* **THE PROBLEM**
Please give the entries below again exactly, omitting every picture.

* **RECORDS TO USE**

-------

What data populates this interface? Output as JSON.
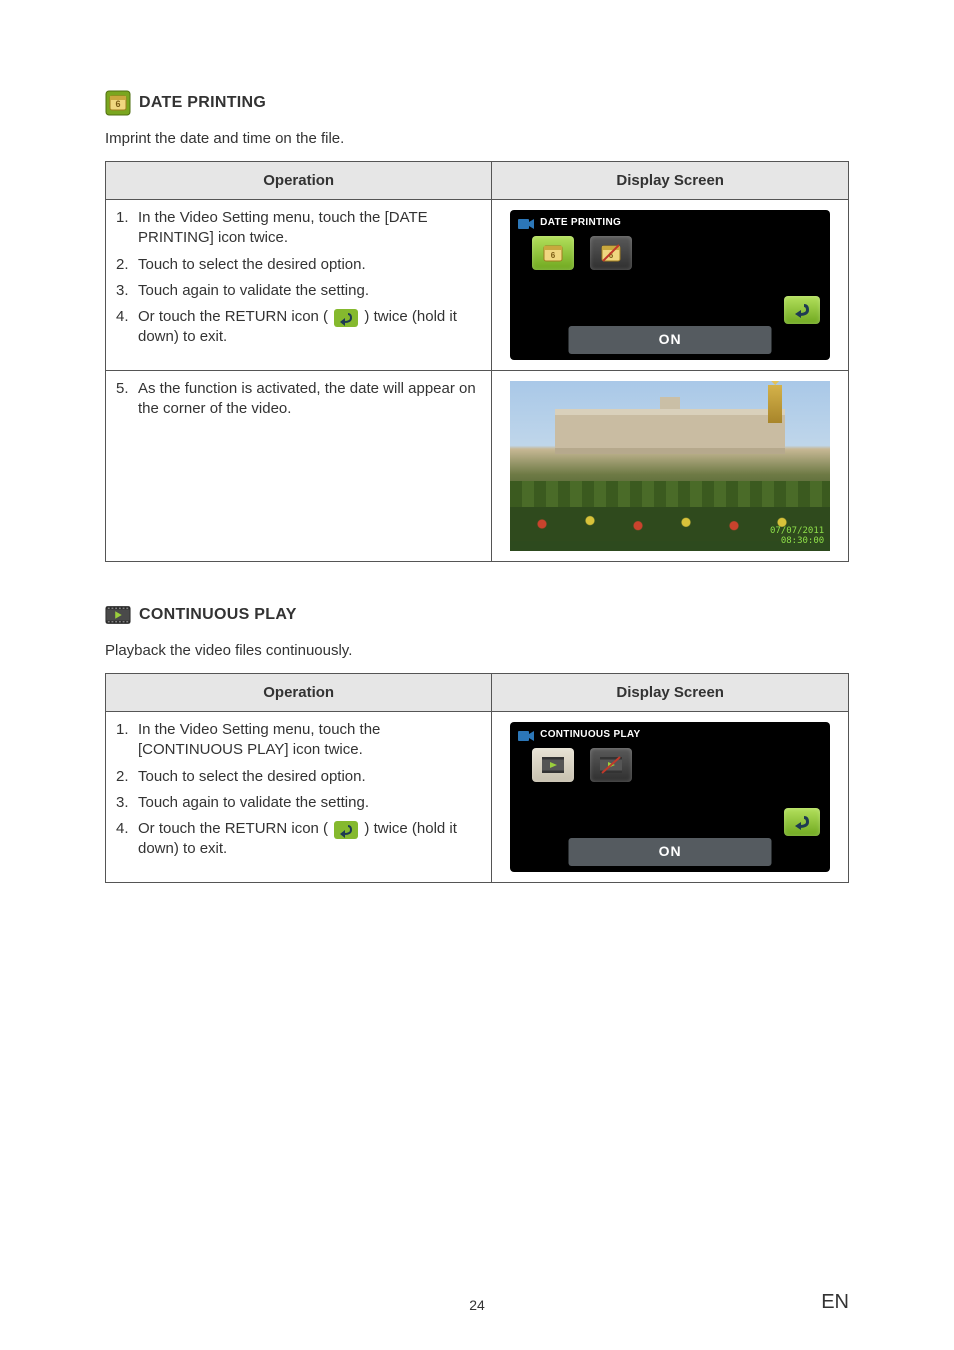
{
  "section1": {
    "heading": "DATE PRINTING",
    "intro": "Imprint the date and time on the file.",
    "col_operation": "Operation",
    "col_display": "Display Screen",
    "steps_a": [
      "In the Video Setting menu, touch the [DATE PRINTING] icon twice.",
      "Touch to select the desired option.",
      "Touch again to validate the setting.",
      "Or touch the RETURN icon (",
      ") twice (hold it down) to exit."
    ],
    "step_nums_a": [
      "1.",
      "2.",
      "3.",
      "4."
    ],
    "steps_b_num": "5.",
    "steps_b": "As the function is activated, the date will appear on the corner of the video.",
    "mock_title": "DATE PRINTING",
    "pill_label": "ON",
    "date_line1": "07/07/2011",
    "date_line2": "08:30:00"
  },
  "section2": {
    "heading": "CONTINUOUS PLAY",
    "intro": "Playback the video files continuously.",
    "col_operation": "Operation",
    "col_display": "Display Screen",
    "steps": [
      "In the Video Setting menu, touch the [CONTINUOUS PLAY] icon twice.",
      "Touch to select the desired option.",
      "Touch again to validate the setting.",
      "Or touch the RETURN icon (",
      ") twice (hold it down) to exit."
    ],
    "step_nums": [
      "1.",
      "2.",
      "3.",
      "4."
    ],
    "mock_title": "CONTINUOUS PLAY",
    "pill_label": "ON"
  },
  "footer": {
    "page": "24",
    "lang": "EN"
  }
}
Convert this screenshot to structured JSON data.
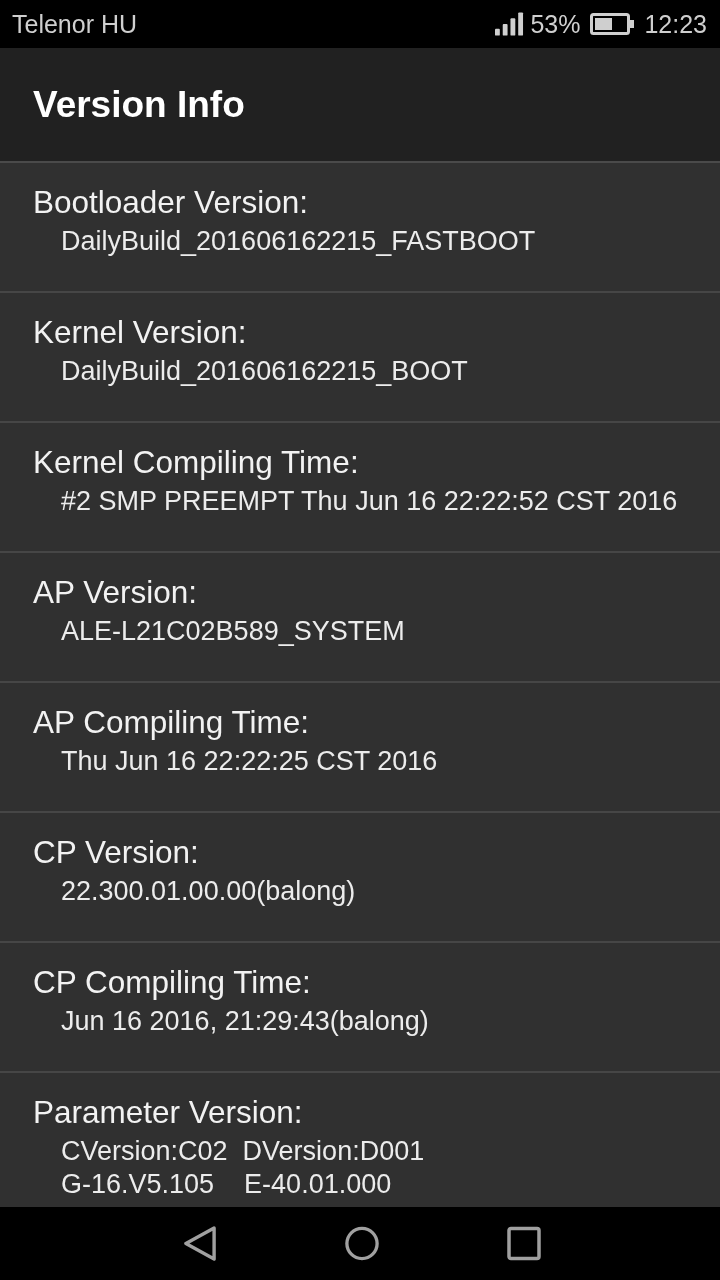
{
  "status_bar": {
    "carrier": "Telenor HU",
    "battery": "53%",
    "time": "12:23"
  },
  "app_bar": {
    "title": "Version Info"
  },
  "items": [
    {
      "label": "Bootloader Version:",
      "value_lines": [
        "DailyBuild_201606162215_FASTBOOT"
      ]
    },
    {
      "label": "Kernel Version:",
      "value_lines": [
        "DailyBuild_201606162215_BOOT"
      ]
    },
    {
      "label": "Kernel Compiling Time:",
      "value_lines": [
        "#2 SMP PREEMPT Thu Jun 16 22:22:52 CST 2016"
      ]
    },
    {
      "label": "AP Version:",
      "value_lines": [
        "ALE-L21C02B589_SYSTEM"
      ]
    },
    {
      "label": "AP Compiling Time:",
      "value_lines": [
        "Thu Jun 16 22:22:25 CST 2016"
      ]
    },
    {
      "label": "CP Version:",
      "value_lines": [
        "22.300.01.00.00(balong)"
      ]
    },
    {
      "label": "CP Compiling Time:",
      "value_lines": [
        "Jun 16 2016, 21:29:43(balong)"
      ]
    },
    {
      "label": "Parameter Version:",
      "value_lines": [
        "CVersion:C02  DVersion:D001",
        "G-16.V5.105    E-40.01.000"
      ]
    }
  ]
}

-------

* **ANSWER TO THIS PROBLEM**
What data populates this interface? Output as JSON.
{
  "section1": {
    "heading": "DATE PRINTING",
    "intro": "Imprint the date and time on the file.",
    "col_operation": "Operation",
    "col_display": "Display Screen",
    "steps_a": [
      "In the Video Setting menu, touch the [DATE PRINTING] icon twice.",
      "Touch to select the desired option.",
      "Touch again to validate the setting.",
      "Or touch the RETURN icon (",
      ") twice (hold it down) to exit."
    ],
    "step_nums_a": [
      "1.",
      "2.",
      "3.",
      "4."
    ],
    "steps_b_num": "5.",
    "steps_b": "As the function is activated, the date will appear on the corner of the video.",
    "mock_title": "DATE PRINTING",
    "pill_label": "ON",
    "date_line1": "07/07/2011",
    "date_line2": "08:30:00"
  },
  "section2": {
    "heading": "CONTINUOUS PLAY",
    "intro": "Playback the video files continuously.",
    "col_operation": "Operation",
    "col_display": "Display Screen",
    "steps": [
      "In the Video Setting menu, touch the [CONTINUOUS PLAY] icon twice.",
      "Touch to select the desired option.",
      "Touch again to validate the setting.",
      "Or touch the RETURN icon (",
      ") twice (hold it down) to exit."
    ],
    "step_nums": [
      "1.",
      "2.",
      "3.",
      "4."
    ],
    "mock_title": "CONTINUOUS PLAY",
    "pill_label": "ON"
  },
  "footer": {
    "page": "24",
    "lang": "EN"
  }
}
Convert this screenshot to structured JSON data.
{
  "status_bar": {
    "carrier": "Telenor HU",
    "battery": "53%",
    "time": "12:23"
  },
  "app_bar": {
    "title": "Version Info"
  },
  "items": [
    {
      "label": "Bootloader Version:",
      "value_lines": [
        "DailyBuild_201606162215_FASTBOOT"
      ]
    },
    {
      "label": "Kernel Version:",
      "value_lines": [
        "DailyBuild_201606162215_BOOT"
      ]
    },
    {
      "label": "Kernel Compiling Time:",
      "value_lines": [
        "#2 SMP PREEMPT Thu Jun 16 22:22:52 CST 2016"
      ]
    },
    {
      "label": "AP Version:",
      "value_lines": [
        "ALE-L21C02B589_SYSTEM"
      ]
    },
    {
      "label": "AP Compiling Time:",
      "value_lines": [
        "Thu Jun 16 22:22:25 CST 2016"
      ]
    },
    {
      "label": "CP Version:",
      "value_lines": [
        "22.300.01.00.00(balong)"
      ]
    },
    {
      "label": "CP Compiling Time:",
      "value_lines": [
        "Jun 16 2016, 21:29:43(balong)"
      ]
    },
    {
      "label": "Parameter Version:",
      "value_lines": [
        "CVersion:C02  DVersion:D001",
        "G-16.V5.105    E-40.01.000"
      ]
    }
  ]
}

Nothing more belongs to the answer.